Grim reality sets in as ‘Golden Week’ tourists steer clear of quake-hit Unesco World Heritage Site Jiuzhaigou
Some restaurant and hotel operators are considering cutting their losses and leaving – if they haven’t already
This time last year, Zhuoma was busy preparing yak meat, fried potatoes and butter tea for all the holidaymakers wanting to sample some hearty Tibetan fare at her restaurant near the Jiuzhaigou National Park.
But after a magnitude 7 earthquake struck the mountainous area in Sichuan province in early August, it has been the quietest “Golden Week” holiday she has seen in a decade.
So much so that Zhuoma – who has run the A Bu Lu Zi Tibetan Restaurant for 13 years – decided to take a break herself and go to Yunnan province with her family.
“It’s just too quiet down here,” Zhuoma said.
Her trip is one of an estimated 701 million being made across the country during the extended National Day break from October 1 to 8. Tourism revenues for the period were expected to rise 12.2 per cent from last year to hit some 590 billion yuan (US$88.68 billion).

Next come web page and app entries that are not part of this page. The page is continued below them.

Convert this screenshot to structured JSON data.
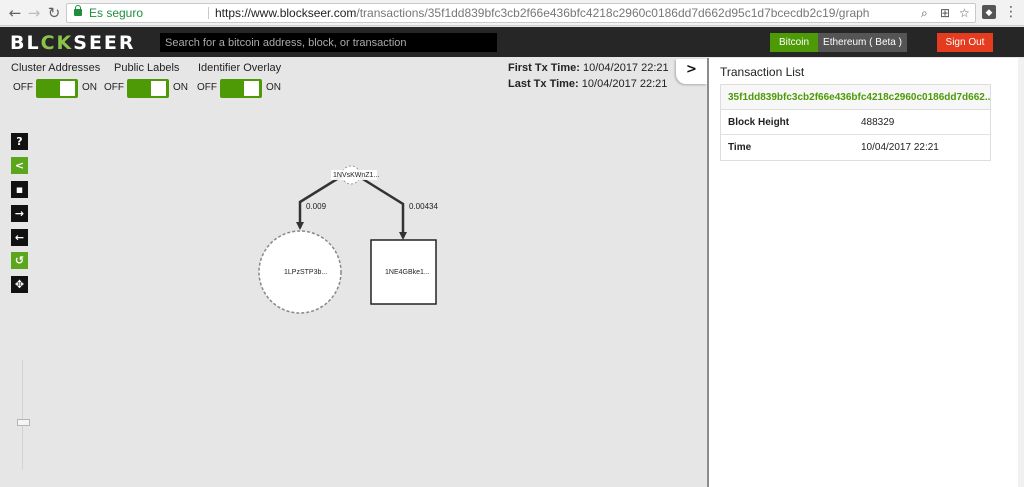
{
  "browser": {
    "secure_label": "Es seguro",
    "url_host": "https://www.blockseer.com",
    "url_path": "/transactions/35f1dd839bfc3cb2f66e436bfc4218c2960c0186dd7d662d95c1d7bcecdb2c19/graph"
  },
  "app": {
    "logo_left": "BL",
    "logo_accent": "CK",
    "logo_right": "SEER",
    "search_placeholder": "Search for a bitcoin address, block, or transaction",
    "btn_bitcoin": "Bitcoin",
    "btn_ethereum": "Ethereum ( Beta )",
    "btn_signout": "Sign Out"
  },
  "toggles": [
    {
      "label": "Cluster Addresses",
      "off": "OFF",
      "on": "ON"
    },
    {
      "label": "Public Labels",
      "off": "OFF",
      "on": "ON"
    },
    {
      "label": "Identifier Overlay",
      "off": "OFF",
      "on": "ON"
    }
  ],
  "times": {
    "first_label": "First Tx Time:",
    "first_value": "10/04/2017 22:21",
    "last_label": "Last Tx Time:",
    "last_value": "10/04/2017 22:21"
  },
  "tools": {
    "help": "?",
    "share": "<",
    "save": "▪",
    "forward": "→",
    "back": "←",
    "undo": "↺",
    "fit": "✥"
  },
  "graph": {
    "source_label": "1NVsKWnZ1...",
    "target1_label": "1LPzSTP3b...",
    "target2_label": "1NE4GBke1...",
    "edge1_label": "0.009",
    "edge2_label": "0.00434"
  },
  "panel": {
    "collapse": ">",
    "title": "Transaction List",
    "tx_hash": "35f1dd839bfc3cb2f66e436bfc4218c2960c0186dd7d662...",
    "rows": [
      {
        "key": "Block Height",
        "value": "488329"
      },
      {
        "key": "Time",
        "value": "10/04/2017 22:21"
      }
    ]
  },
  "colors": {
    "accent_green": "#4e9a06",
    "signout_red": "#e53b1e",
    "appbar": "#262626"
  }
}
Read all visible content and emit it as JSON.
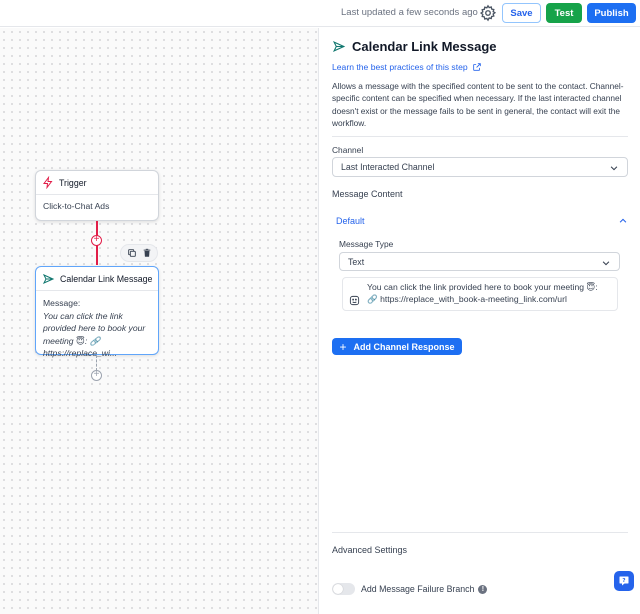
{
  "topbar": {
    "last_updated": "Last updated a few seconds ago",
    "save_label": "Save",
    "test_label": "Test",
    "publish_label": "Publish",
    "settings_icon": "gear-icon"
  },
  "canvas": {
    "trigger_node": {
      "title": "Trigger",
      "icon": "bolt-icon",
      "body": "Click-to-Chat Ads"
    },
    "message_node": {
      "title": "Calendar Link Message",
      "icon": "send-icon",
      "body_label": "Message:",
      "body_text": "You can click the link provided here to book your meeting 😇: 🔗 https://replace_wi..."
    },
    "tools": [
      "copy-icon",
      "trash-icon"
    ]
  },
  "panel": {
    "title": "Calendar Link Message",
    "title_icon": "send-icon",
    "learn_link": "Learn the best practices of this step",
    "description": "Allows a message with the specified content to be sent to the contact. Channel-specific content can be specified when necessary. If the last interacted channel doesn't exist or the message fails to be sent in general, the contact will exit the workflow.",
    "channel_label": "Channel",
    "channel_value": "Last Interacted Channel",
    "message_content_label": "Message Content",
    "accordion_label": "Default",
    "message_type_label": "Message Type",
    "message_type_value": "Text",
    "message_text_line1": "You can click the link provided here to book your meeting 😇:",
    "message_text_line2": "🔗 https://replace_with_book-a-meeting_link.com/url",
    "add_channel_response": "Add Channel Response",
    "advanced_settings": "Advanced Settings",
    "failure_branch_label": "Add Message Failure Branch",
    "failure_branch_enabled": false
  },
  "colors": {
    "primary": "#1d6ff2",
    "success": "#16a34a",
    "connector": "#e11d48"
  }
}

But for those who usually make their living from tourists in Jiuzhaigou, the holiday is a reminder of their long road to recovery. The national park – a Unesco World Heritage Site famous for its otherworldly beauty – has been closed to the public since the earthquake, which claimed 25 lives and injured 525 people.
Once one of the most popular tourist attractions on the mainland, it is expected to be closed for the next one to three years and it will have to be re-evaluated by Unesco, Xinhua reported. It was still undergoing risk assessment and repairs, with full restoration work yet to begin, the report said.
In the tourist town of Zhangzha, near the epicentre of the quake, most locals had already returned to their homes by the end of September, Zhuoma said, and they continued to endure aftershocks.
Some grocery stores were operating, although many locals were surviving by growing their own vegetables.
Known for its waterfalls and iridescent lakes that shimmer against a backdrop of deciduous forests and snow-capped mountains, the landscape of the famous park has also changed.
Sparkling Lake, for example, one of its most popular locations for taking selfies and holiday snaps, is now significantly smaller.
Some are concerned about whether tourism in the area will recover.
“I’m worried about when our business will improve,” Zhuoma said. “No one knows when the park will open again. For now, I’ll stay put. But I’m not ruling out the possibility that I might have to go somewhere else to start a business.”
Many hotel operators have already abandoned their businesses and moved on.
Wang Peijiang decided to cut his losses and close his Jiuzhai Fairy Tale Boutique Hotel, which is about 15 minutes’ walk from the national park. Instead he has opened a new hotel near Mount Emei, another popular tourist attraction in Sichuan.
At the Jiuzhai Sea View Hotel meanwhile, one employee who stayed on after the earthquake said he had been transferred to Guangzhou about a month ago because the hotel owner decided to temporarily close up.
Devoid of tourists and with the rebuilding effort barely begun, Jiuzhaigou is a starkly different place from a year ago. Then, over 209,000 tourists visited during the National Day holiday – with a daily peak of more than 40,000.
That amounts to a loss of about 46 million yuan on national park ticket revenues alone for that period, based on the entry price of 220 yuan.
In fact, the service industry accounts for about two-thirds of the economy in Jiuzhaigou, according to the county’s economic yearbook. Last year, more than 7.2 million people visited the county – with 5 million of them going to the park – generating over 9 billion yuan in revenue.
Some 13,000 people lost their jobs because of the earthquake, Xinhua reported.
After the earthquake, Wang provided free accommodation and food at his hotel for soldiers who were there for the rescue operation, as well as for media covering the story.
“But now they’re gone, and I need to move on,” he said.